Citation: Li DM, Lun LD, Ge J, Zhang GJ, Li XL and de Hoog GS (2021) Case Report: Rhizopus arrhizus Rhino-Orbital-Cerebral Mycosis and Lethal Midline Granuloma: Another Fungal Etiological Agent. Front. Med. 8:578684. doi: 10.3389/fmed.2021.578684

Received: 30 July 2020; Accepted: 25 March 2021;
Published: 02 June 2021.

Edited by:

Murat Akova, Hacettepe University, Turkey

Reviewed by:

Jurica Arapović, University Clinical Hospital Mostar, Bosnia and Herzegovina
Teclegiorgis Gebremariam, Lundquist Institute for Biomedical Innovation, United States

Copyright © 2021 Li, Lun, Ge, Zhang, Li and de Hoog. This is an open-access article distributed under the terms of the Creative Commons Attribution License (CC BY). The use, distribution or reproduction in other forums is permitted, provided the original author(s) and the copyright owner(s) are credited and that the original publication in this journal is cited, in accordance with accepted academic practice. No use, distribution or reproduction is permitted which does not comply with these terms.

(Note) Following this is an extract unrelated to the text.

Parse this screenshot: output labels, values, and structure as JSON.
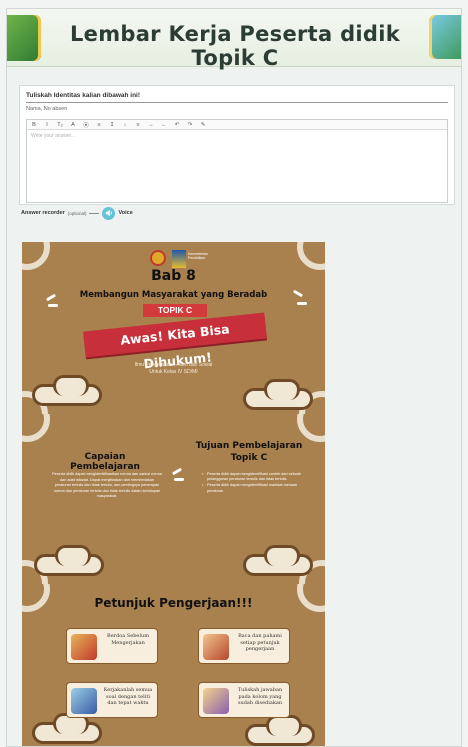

*Correspondence: Dong Ming Li, dorisli@126.com; dongmingli@bjmu.edu.cn